EVERETT — Gov. Jay Inslee conceded Tuesday that elected officials have largely done everything they can to entice the Boeing Co. to build the new 777X jetliner in Washington and to get the company and Machinists union to reach a contract agreement.
Negotiations between the two sides broke off last week after Boeing’s latest offer was rejected by local union leaders, whose decision put them at odds with the national leadership of the International Association of Machinists and Aerospace Workers.
“There has not been any progress to report,” said Inslee, who continues talking with both sides. “I’d love to make some news.”
Neither side has ruled out future talks.
Boeing is paring the list of possible sites for 777X fabrication and final assembly this week, Boeing Commercial Airplanes CEO Ray Conner said in an email to employees Tuesday.
The company received bids for 54 sites in 22 states last week and will make a final decision by early next year.
After Machinists rejected a Boeing contract offer last month, the company requested bids of economic incentives from states for placing its 777X line. The requests came with a nondisclosure agreement. Fearful of jeopardizing their states’ chances, public officials across the country have been mostly silent when asked about the bids.
Washington’s bid is based largely on a tax incentive package worth an estimated $8.7 billion to Boeing over 16 years and increased investment in workforce training. The Legislature passed both measures last month at the urging of Boeing and the Machinists union.
There is “no huge, significant legislative activity required by our offer” outlined in the formal response to Boeing’s more recent request for proposals, Inslee said in an editorial board interview at The Daily Herald on Tuesday.
He would, however, like to be able to tell the Chicago-based company that the state has approved a transportation package, he said.
But Democrats and Republicans in the Legislature still appear too far apart to make that happen before Boeing makes up its mind the 777X. The regular legislative session begins Jan. 13. Boeing has said it will make a decision early in 2014.
Inslee continues to talk every day with both sides, but “I’m not in control of the negotiations,” he said. “I’m just the governor.”
He is part of a chorus that includes many high-profile elected officials, national union representatives and many rank-and-file union members calling for District 751 leaders to send Boeing’s offer to a vote by members.
Inslee, a Democrat, hasn’t taken a position on the contract proposal, trying to balance relations with private business and organized labor.
This week, some labor leaders, including state Rep. Mike Sells, D-Everett, expressed dismay with politicians, including Inslee, who have called for a contract vote by the roughly 31,000 Machinists who work for Boeing in Washington and Oregon.
“I would suggest that those self-same politicians with a pension give it up for a 401(k) and put their money where their mouth is,” Sells wrote Saturday on his Facebook page, which is accessible only to his friends on the social network. He is also a leader of the Snohomish County Labor Council.
Democrats aren’t the only ones publicly feuding over the contract negotiations between Boeing and Machinists.

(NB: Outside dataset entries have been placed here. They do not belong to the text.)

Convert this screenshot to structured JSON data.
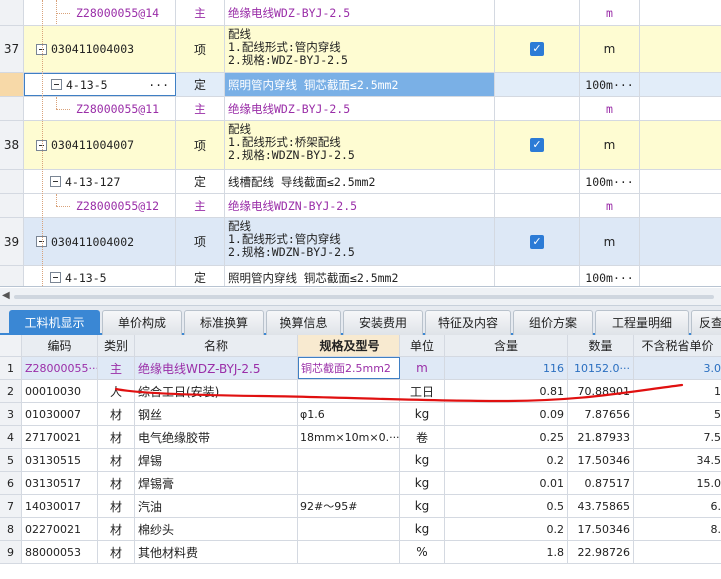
{
  "top_rows": [
    {
      "kind": "child-item",
      "code": "Z28000055@14",
      "type": "主",
      "name": "绝缘电线WDZ-BYJ-2.5",
      "unit": "m"
    },
    {
      "kind": "list",
      "num": "37",
      "code": "030411004003",
      "type": "项",
      "name_lines": [
        "配线",
        "1.配线形式:管内穿线",
        "2.规格:WDZ-BYJ-2.5"
      ],
      "unit": "m",
      "checked": true
    },
    {
      "kind": "quota",
      "code": "4-13-5",
      "more": "···",
      "type": "定",
      "name": "照明管内穿线 铜芯截面≤2.5mm2",
      "unit": "100m···"
    },
    {
      "kind": "child-item",
      "code": "Z28000055@11",
      "type": "主",
      "name": "绝缘电线WDZ-BYJ-2.5",
      "unit": "m"
    },
    {
      "kind": "list",
      "num": "38",
      "code": "030411004007",
      "type": "项",
      "name_lines": [
        "配线",
        "1.配线形式:桥架配线",
        "2.规格:WDZN-BYJ-2.5"
      ],
      "unit": "m",
      "checked": true
    },
    {
      "kind": "quota",
      "code": "4-13-127",
      "type": "定",
      "name": "线槽配线 导线截面≤2.5mm2",
      "unit": "100m···"
    },
    {
      "kind": "child-item",
      "code": "Z28000055@12",
      "type": "主",
      "name": "绝缘电线WDZN-BYJ-2.5",
      "unit": "m"
    },
    {
      "kind": "list",
      "num": "39",
      "code": "030411004002",
      "type": "项",
      "name_lines": [
        "配线",
        "1.配线形式:管内穿线",
        "2.规格:WDZN-BYJ-2.5"
      ],
      "unit": "m",
      "checked": true
    },
    {
      "kind": "quota",
      "code": "4-13-5",
      "type": "定",
      "name": "照明管内穿线 铜芯截面≤2.5mm2",
      "unit": "100m···"
    }
  ],
  "tabs": [
    "工料机显示",
    "单价构成",
    "标准换算",
    "换算信息",
    "安装费用",
    "特征及内容",
    "组价方案",
    "工程量明细",
    "反查"
  ],
  "grid": {
    "headers": [
      "",
      "编码",
      "类别",
      "名称",
      "规格及型号",
      "单位",
      "含量",
      "数量",
      "不含税省单价"
    ],
    "rows": [
      {
        "idx": "1",
        "code": "Z28000055···",
        "type": "主",
        "name": "绝缘电线WDZ-BYJ-2.5",
        "spec": "铜芯截面2.5mm2",
        "unit": "m",
        "qty": "116",
        "num": "10152.0···",
        "price": "3.0"
      },
      {
        "idx": "2",
        "code": "00010030",
        "type": "人",
        "name": "综合工日(安装)",
        "spec": "",
        "unit": "工日",
        "qty": "0.81",
        "num": "70.88901",
        "price": "1"
      },
      {
        "idx": "3",
        "code": "01030007",
        "type": "材",
        "name": "钢丝",
        "spec": "φ1.6",
        "unit": "kg",
        "qty": "0.09",
        "num": "7.87656",
        "price": "5"
      },
      {
        "idx": "4",
        "code": "27170021",
        "type": "材",
        "name": "电气绝缘胶带",
        "spec": "18mm×10m×0.···",
        "unit": "卷",
        "qty": "0.25",
        "num": "21.87933",
        "price": "7.5"
      },
      {
        "idx": "5",
        "code": "03130515",
        "type": "材",
        "name": "焊锡",
        "spec": "",
        "unit": "kg",
        "qty": "0.2",
        "num": "17.50346",
        "price": "34.5"
      },
      {
        "idx": "6",
        "code": "03130517",
        "type": "材",
        "name": "焊锡膏",
        "spec": "",
        "unit": "kg",
        "qty": "0.01",
        "num": "0.87517",
        "price": "15.0"
      },
      {
        "idx": "7",
        "code": "14030017",
        "type": "材",
        "name": "汽油",
        "spec": "92#～95#",
        "unit": "kg",
        "qty": "0.5",
        "num": "43.75865",
        "price": "6."
      },
      {
        "idx": "8",
        "code": "02270021",
        "type": "材",
        "name": "棉纱头",
        "spec": "",
        "unit": "kg",
        "qty": "0.2",
        "num": "17.50346",
        "price": "8."
      },
      {
        "idx": "9",
        "code": "88000053",
        "type": "材",
        "name": "其他材料费",
        "spec": "",
        "unit": "%",
        "qty": "1.8",
        "num": "22.98726",
        "price": ""
      }
    ]
  },
  "colors": {
    "accent": "#3a87d4",
    "item_purple": "#9a2ea8",
    "annotation_red": "#e01010",
    "list_yellow": "#fefcd2",
    "list_blue": "#dde8f6"
  }
}
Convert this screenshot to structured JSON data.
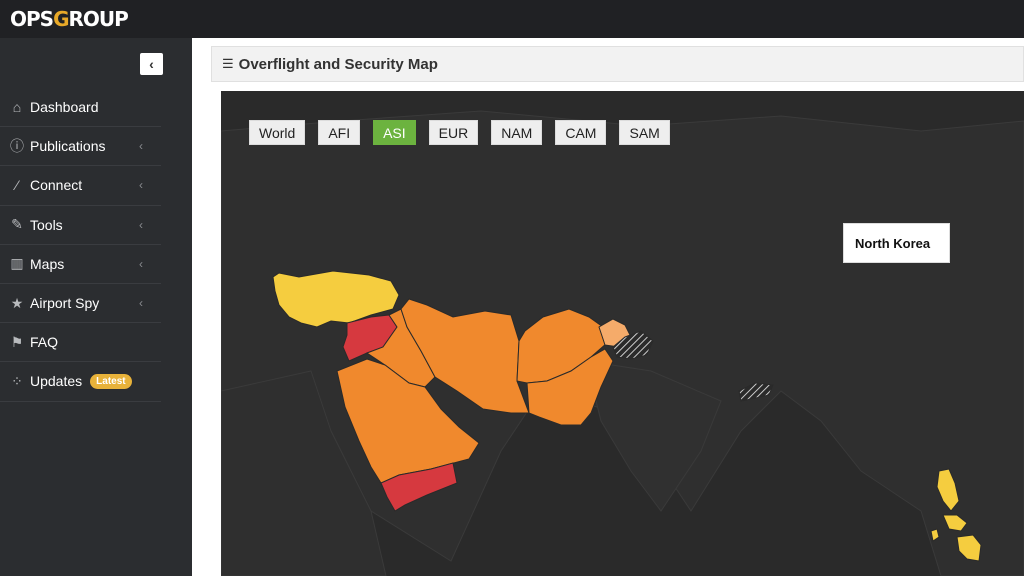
{
  "header": {
    "logo_text_a": "OPS",
    "logo_text_b": "G",
    "logo_text_c": "ROUP"
  },
  "sidebar": {
    "collapse_glyph": "‹",
    "items": [
      {
        "label": "Dashboard",
        "icon": "home-icon",
        "has_arrow": false
      },
      {
        "label": "Publications",
        "icon": "info-icon",
        "has_arrow": true
      },
      {
        "label": "Connect",
        "icon": "magic-wand-icon",
        "has_arrow": true
      },
      {
        "label": "Tools",
        "icon": "wrench-icon",
        "has_arrow": true
      },
      {
        "label": "Maps",
        "icon": "map-icon",
        "has_arrow": true
      },
      {
        "label": "Airport Spy",
        "icon": "star-icon",
        "has_arrow": true
      },
      {
        "label": "FAQ",
        "icon": "flag-icon",
        "has_arrow": false
      },
      {
        "label": "Updates",
        "icon": "spinner-icon",
        "has_arrow": false,
        "badge": "Latest"
      }
    ]
  },
  "main": {
    "title": "Overflight and Security Map",
    "region_tabs": [
      "World",
      "AFI",
      "ASI",
      "EUR",
      "NAM",
      "CAM",
      "SAM"
    ],
    "active_tab": "ASI",
    "tooltip": "North Korea"
  },
  "colors": {
    "active_tab": "#6cb33f",
    "risk_high": "#d6393f",
    "risk_medium": "#f0892d",
    "risk_low": "#f5cd3f",
    "map_background": "#2a2a2a",
    "land": "#2f2f2f"
  }
}
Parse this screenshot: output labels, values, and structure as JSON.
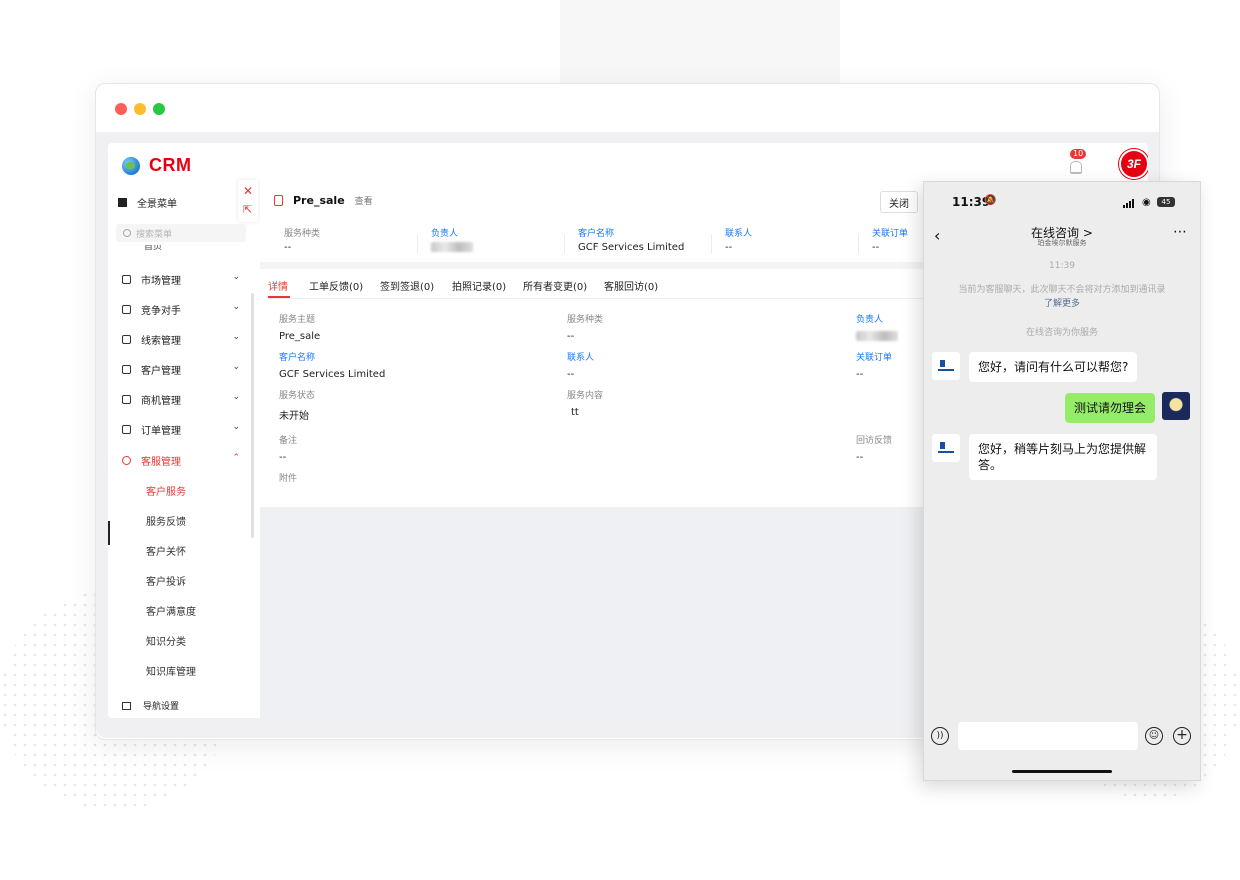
{
  "app": {
    "logo_text": "CRM",
    "notification_count": "10",
    "avatar_text": "3F"
  },
  "sidebar": {
    "menu_all": "全景菜单",
    "search_placeholder": "搜索菜单",
    "cut_item": "首页",
    "items": [
      {
        "label": "市场管理",
        "icon": "megaphone-icon"
      },
      {
        "label": "竞争对手",
        "icon": "competitor-icon"
      },
      {
        "label": "线索管理",
        "icon": "lead-icon"
      },
      {
        "label": "客户管理",
        "icon": "customer-icon"
      },
      {
        "label": "商机管理",
        "icon": "briefcase-icon"
      },
      {
        "label": "订单管理",
        "icon": "order-icon"
      },
      {
        "label": "客服管理",
        "icon": "headset-icon"
      }
    ],
    "sub_items": [
      "客户服务",
      "服务反馈",
      "客户关怀",
      "客户投诉",
      "客户满意度",
      "知识分类",
      "知识库管理"
    ],
    "bottom": "导航设置"
  },
  "panel": {
    "title": "Pre_sale",
    "view_label": "查看",
    "close_label": "关闭",
    "summary": {
      "service_type_label": "服务种类",
      "service_type_value": "--",
      "owner_label": "负责人",
      "customer_label": "客户名称",
      "customer_value": "GCF Services Limited",
      "contact_label": "联系人",
      "contact_value": "--",
      "order_label": "关联订单",
      "order_value": "--"
    },
    "tabs": [
      "详情",
      "工单反馈(0)",
      "签到签退(0)",
      "拍照记录(0)",
      "所有者变更(0)",
      "客服回访(0)"
    ],
    "detail": {
      "subject_label": "服务主题",
      "subject_value": "Pre_sale",
      "type_label": "服务种类",
      "type_value": "--",
      "owner_label": "负责人",
      "customer_label": "客户名称",
      "customer_value": "GCF Services Limited",
      "contact_label": "联系人",
      "contact_value": "--",
      "order_label": "关联订单",
      "order_value": "--",
      "status_label": "服务状态",
      "status_value": "未开始",
      "content_label": "服务内容",
      "content_value": "tt",
      "remark_label": "备注",
      "remark_value": "--",
      "feedback_label": "回访反馈",
      "feedback_value": "--",
      "attachment_label": "附件"
    }
  },
  "phone": {
    "time": "11:39",
    "battery": "45",
    "title": "在线咨询",
    "title_chevron": ">",
    "subtitle": "珀金埃尔默服务",
    "stamp": "11:39",
    "notice_text": "当前为客服聊天，此次聊天不会将对方添加到通讯录",
    "notice_link": "了解更多",
    "service_notice": "在线咨询为你服务",
    "messages": [
      {
        "from": "agent",
        "text": "您好，请问有什么可以帮您?"
      },
      {
        "from": "user",
        "text": "测试请勿理会"
      },
      {
        "from": "agent",
        "text": "您好，稍等片刻马上为您提供解答。"
      }
    ]
  },
  "colors": {
    "brand_red": "#e60012",
    "accent_red": "#e53935",
    "link_blue": "#1677ff",
    "wechat_green": "#95ec69"
  }
}
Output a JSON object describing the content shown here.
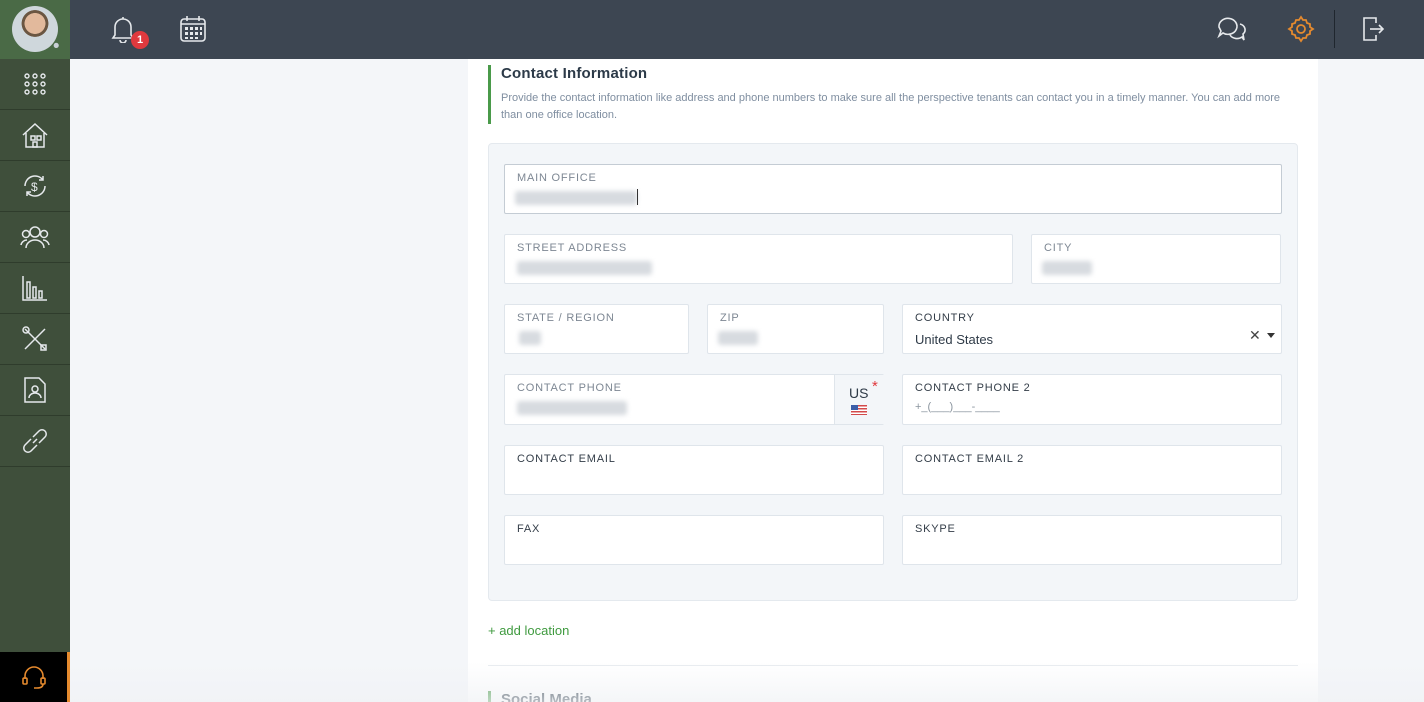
{
  "topbar": {
    "notifications_count": "1"
  },
  "section": {
    "title": "Contact Information",
    "description": "Provide the contact information like address and phone numbers to make sure all the perspective tenants can contact you in a timely manner. You can add more than one office location."
  },
  "form": {
    "main_office_label": "MAIN OFFICE",
    "street_label": "STREET ADDRESS",
    "city_label": "CITY",
    "state_label": "STATE / REGION",
    "zip_label": "ZIP",
    "country_label": "COUNTRY",
    "country_value": "United States",
    "phone_label": "CONTACT PHONE",
    "phone_country_code": "US",
    "required_mark": "*",
    "phone2_label": "CONTACT PHONE 2",
    "phone2_placeholder": "+_(___)___-____",
    "email_label": "CONTACT EMAIL",
    "email2_label": "CONTACT EMAIL 2",
    "fax_label": "FAX",
    "skype_label": "SKYPE",
    "clear_symbol": "✕"
  },
  "actions": {
    "add_location": "+ add location"
  },
  "next_section": {
    "title": "Social Media"
  },
  "icons": {
    "bell": "bell-icon",
    "calendar": "calendar-icon",
    "chat": "chat-icon",
    "settings": "gear-icon",
    "logout": "logout-icon"
  },
  "colors": {
    "topbar": "#3d4652",
    "sidebar": "#3f4f3b",
    "accent_green": "#4a9a4a",
    "settings_orange": "#e58a2e",
    "badge_red": "#e0393e"
  }
}
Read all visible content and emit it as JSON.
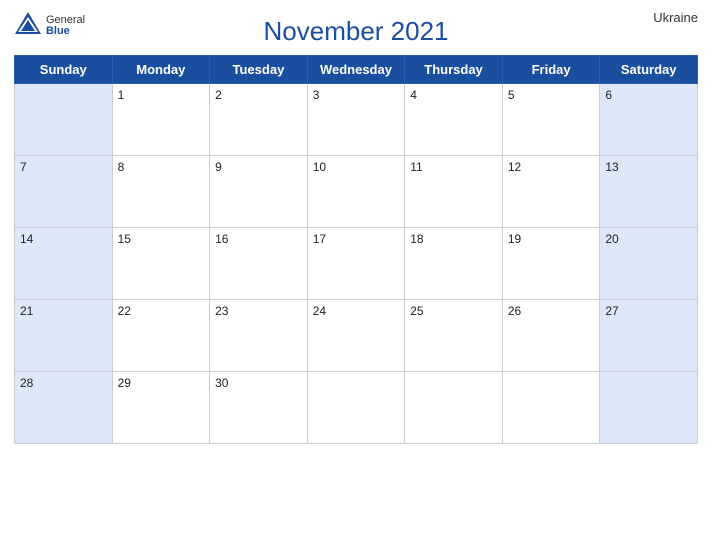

Union officials and members are openly divided as well.
District 751 President Tom Wroblewski has not budged after his decision to reject what the company called its “best and final counter-proposal” last Thursday.
Conner’s email confirmed that the company pushed union leaders to recommend a yes vote to members.
But that was asking too much, Wroblewski said after talks ended last week. The talks included local and national representatives of the IAM and Boeing Commercial Airplanes at its offices in Renton.
Tuesday’s email from Conner clarifies what happened. Wroblewski has said that the company withdrew the offer when told the union’s leadership would not endorse its passage. Boeing said the union had outright rejected the offer but declined to confirm Wroblewski’s description of a stipulation.
“We were sincere in asking for the union leadership’s commitment to support our improved final proposal as a tentative agreement that would be taken to a vote by IAM members with a recommendation for approval,” Conner said.
Boeing’s offer is still on the table, he said.
“We would not back away from an offer we made in good faith to our team. It was a rejection, plain and simple, and we now have to turn and face the reality of the union leadership’s final decision,” Conner said in his message.
If approved, the latest proposal would retain the current wage advancement schedule, keep 737 MAX production in Renton until 2024, improve dental coverage, pay out an additional $5,000 lump sum in 2020 and better define 777X work that would remain in the area as part of the agreement.
Besides the requirement for a yes recommendation, Wroblewski said, he didn’t take the offer to members because it is too similar to one overwhelmingly rejected by union members in mid-November.
But representatives for the national IAM leadership — called the “International” because it has affiliates in the U.S. and Canada — have publicly supported letting District 751 members vote on the contract.
An IAM national spokesman, Frank Larkin, said it isn’t clear that Boeing is requiring a recommendation to approve the contract from District 751 leaders.
“We’re all on the same side here,” Larkin said.
But the “members ultimately should have and will have the final say on this” offer, he said.
At the same time, he said it is possible that Boeing and union representatives will return to negotiations.
“What are called last, best, final offers are often followed by what’s also called last, best, final offers,” Larkin said.
Dan Catchpole: 425-339-3454; email@example.com.